IP (intellectual property) is considered fundamental to startups which would typically begin its journey by opting for online trademark registration.
The role if IP is to promulgate the advancement of science and useful arts, by protecting for limited times to investors and authors the prerogative to their respective writings and discoveries.
For instance, when it comes to copyright; ‘authors’ originally means writers, but the concept has since broadened so that the modern copyright law includes most forms of creative expression such as poems, books, paintings, photographs, drawings, digital design, music, and even the computer code.
Advantages of copyright protection.
Copyright provides numerous advantages as given below;
Ownership – only the copyright holder will have the right to use a copyrighted work. All others should seek permission from the owner to use the copyrighted work. Musicians, authors, artists, and others often license the use of their copyrighted works to earn income from their creations and monetize them. Exceptions exist, such as the legal concept of ‘fair use’ that permits small excerpts of works in limited cases.
Longevity – copyright protection under modern laws lasts almost 70 years after the author’s demise, which is significantly longer-term than existed before the legal updates of recent decades.
Penalties – copyright law specifies monetary penalties for infringing upon, that is, using without prior permission of another’s copyrighted work. Fines might differ, but they can be substantial and are based on a court determination of financial damage to the copyright holder regarding a lost sale, legal fees and so forth.
Coverage – international treaties and federal laws mean that your copyright is safeguarded within the boundaries of the U.S. and in other countries.
Clarity – the law specifies some amount of insight into copyright ownership in abstract situations. For many business owners, it is crucial to hire for the works of creation. Suppose an employee creates a website or a pamphlet for your business, for instance. In that case, the business usually holds the copyright rather than the individual employee as ownership is not always evident (works by contractors can be abstract). It is helpful to specify copyright ownership in any contracts you enter into creative works.
Acquiring the copyright.
You do not have to take any action to copyright a creative work. Copyright is automatic, from the moment a work is put into a concrete form. This means if you think of a song in your head, the lyrics are not safeguarded by copyright. But the moment you jot them down on the piece of paper or type or record on the computer, then the lyrics will be copyrighted. You can use the c-in-a-circle copyright symbol © to your creation to confirm its status.
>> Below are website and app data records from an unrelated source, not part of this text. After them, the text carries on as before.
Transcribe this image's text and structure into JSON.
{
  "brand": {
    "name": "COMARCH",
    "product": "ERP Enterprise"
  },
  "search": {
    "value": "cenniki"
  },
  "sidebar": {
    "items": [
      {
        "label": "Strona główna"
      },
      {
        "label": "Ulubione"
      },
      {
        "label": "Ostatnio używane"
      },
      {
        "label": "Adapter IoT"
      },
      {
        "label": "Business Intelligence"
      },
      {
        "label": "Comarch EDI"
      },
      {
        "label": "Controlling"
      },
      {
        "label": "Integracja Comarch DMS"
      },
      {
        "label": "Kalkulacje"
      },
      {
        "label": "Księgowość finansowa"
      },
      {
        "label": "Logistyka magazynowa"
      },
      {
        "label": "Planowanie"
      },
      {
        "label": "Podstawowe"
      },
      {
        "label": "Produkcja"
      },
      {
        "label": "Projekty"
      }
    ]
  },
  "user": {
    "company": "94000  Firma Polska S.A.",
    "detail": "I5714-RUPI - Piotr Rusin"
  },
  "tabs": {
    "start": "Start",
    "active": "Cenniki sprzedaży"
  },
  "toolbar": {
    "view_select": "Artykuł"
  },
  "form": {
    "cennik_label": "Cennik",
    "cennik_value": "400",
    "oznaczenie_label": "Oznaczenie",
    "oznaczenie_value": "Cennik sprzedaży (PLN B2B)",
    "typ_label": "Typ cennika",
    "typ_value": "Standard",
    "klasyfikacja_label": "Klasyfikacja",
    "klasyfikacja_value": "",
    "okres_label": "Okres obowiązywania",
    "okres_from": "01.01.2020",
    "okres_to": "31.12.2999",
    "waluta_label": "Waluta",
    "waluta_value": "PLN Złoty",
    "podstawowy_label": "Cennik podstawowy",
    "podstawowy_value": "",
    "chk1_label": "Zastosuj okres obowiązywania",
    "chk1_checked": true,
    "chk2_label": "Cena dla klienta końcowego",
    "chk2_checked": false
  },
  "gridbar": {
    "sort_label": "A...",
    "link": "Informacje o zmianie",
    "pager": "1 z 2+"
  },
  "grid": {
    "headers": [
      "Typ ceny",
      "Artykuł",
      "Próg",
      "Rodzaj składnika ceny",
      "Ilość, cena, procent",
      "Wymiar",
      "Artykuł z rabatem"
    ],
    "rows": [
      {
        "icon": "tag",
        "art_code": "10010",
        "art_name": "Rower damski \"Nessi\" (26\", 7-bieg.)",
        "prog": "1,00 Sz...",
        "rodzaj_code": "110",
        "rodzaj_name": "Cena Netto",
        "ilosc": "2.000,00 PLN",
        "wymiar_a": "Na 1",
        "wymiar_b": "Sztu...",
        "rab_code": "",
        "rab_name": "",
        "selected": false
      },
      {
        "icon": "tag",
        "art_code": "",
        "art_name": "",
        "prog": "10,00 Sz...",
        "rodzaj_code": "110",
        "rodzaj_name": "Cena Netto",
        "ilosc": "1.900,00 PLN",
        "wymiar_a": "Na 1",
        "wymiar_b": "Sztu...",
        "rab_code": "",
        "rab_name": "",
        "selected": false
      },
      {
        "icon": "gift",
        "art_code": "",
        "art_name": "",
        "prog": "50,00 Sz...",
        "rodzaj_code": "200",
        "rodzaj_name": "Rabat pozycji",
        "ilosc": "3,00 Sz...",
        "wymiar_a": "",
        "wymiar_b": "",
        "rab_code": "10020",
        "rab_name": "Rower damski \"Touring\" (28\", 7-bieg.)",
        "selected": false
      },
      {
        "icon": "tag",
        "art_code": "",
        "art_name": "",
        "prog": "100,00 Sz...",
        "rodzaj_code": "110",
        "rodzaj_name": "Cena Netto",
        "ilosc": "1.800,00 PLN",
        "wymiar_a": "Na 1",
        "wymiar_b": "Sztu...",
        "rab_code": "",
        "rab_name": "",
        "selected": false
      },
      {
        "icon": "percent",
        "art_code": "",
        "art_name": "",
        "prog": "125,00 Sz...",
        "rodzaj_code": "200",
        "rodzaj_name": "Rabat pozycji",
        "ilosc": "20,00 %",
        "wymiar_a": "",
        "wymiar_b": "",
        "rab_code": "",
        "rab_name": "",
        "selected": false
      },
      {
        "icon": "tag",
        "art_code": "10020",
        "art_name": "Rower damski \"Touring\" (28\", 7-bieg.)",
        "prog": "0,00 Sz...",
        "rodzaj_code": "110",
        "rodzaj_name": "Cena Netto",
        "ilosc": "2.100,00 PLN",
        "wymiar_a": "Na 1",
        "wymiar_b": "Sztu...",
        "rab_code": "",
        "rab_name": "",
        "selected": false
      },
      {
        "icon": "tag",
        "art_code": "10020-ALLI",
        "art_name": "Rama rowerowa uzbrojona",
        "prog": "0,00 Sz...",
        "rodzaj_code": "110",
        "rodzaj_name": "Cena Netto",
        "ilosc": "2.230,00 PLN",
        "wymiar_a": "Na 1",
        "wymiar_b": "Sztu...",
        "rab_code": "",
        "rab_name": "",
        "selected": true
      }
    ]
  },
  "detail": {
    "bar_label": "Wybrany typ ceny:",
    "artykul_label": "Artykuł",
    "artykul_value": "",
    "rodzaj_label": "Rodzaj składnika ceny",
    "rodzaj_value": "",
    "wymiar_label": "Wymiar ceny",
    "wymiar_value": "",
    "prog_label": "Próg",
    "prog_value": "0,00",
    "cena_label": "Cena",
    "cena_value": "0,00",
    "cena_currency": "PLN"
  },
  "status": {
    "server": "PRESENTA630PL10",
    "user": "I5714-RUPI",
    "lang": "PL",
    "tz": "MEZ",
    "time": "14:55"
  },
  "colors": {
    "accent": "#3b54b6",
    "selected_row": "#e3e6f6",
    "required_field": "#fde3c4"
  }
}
Though, the symbol is not needed.
You can acquire a greater degree of legal protection for your work by opting for copyrights registration in India as per the Copyrights Act, 1957. Doing so creates an official record of the work, its copyright owner, and the registration date. If a conflict or dispute arises about the use of copyright material, the registration becomes a crucial legal consideration.
Copyrighted material can be quickly and discreetly transferred or conveyed to the public via technological means. To address this scenario, the Copyright Act defines the circumstances that constitute public communication. Thus, making any work available to the public for viewing, hearing, or other enjoyment directly or indirectly through any means of display or dissemination other than by issuing copies of such work may constitute a violation of the copyright, regardless of whether any member of the public actually sees, hears, or otherwise enjoys the work so made available.
To address the ever-increasing challenges posed by changing circumstances and new technologies, existing law can be interpreted in such a way that all aspects of copyright are appropriately protected. This can be accomplished through the use of the purposive interpretation methodology, which demands that existing law be read in a way that is consistent with the facts and circumstances of the case.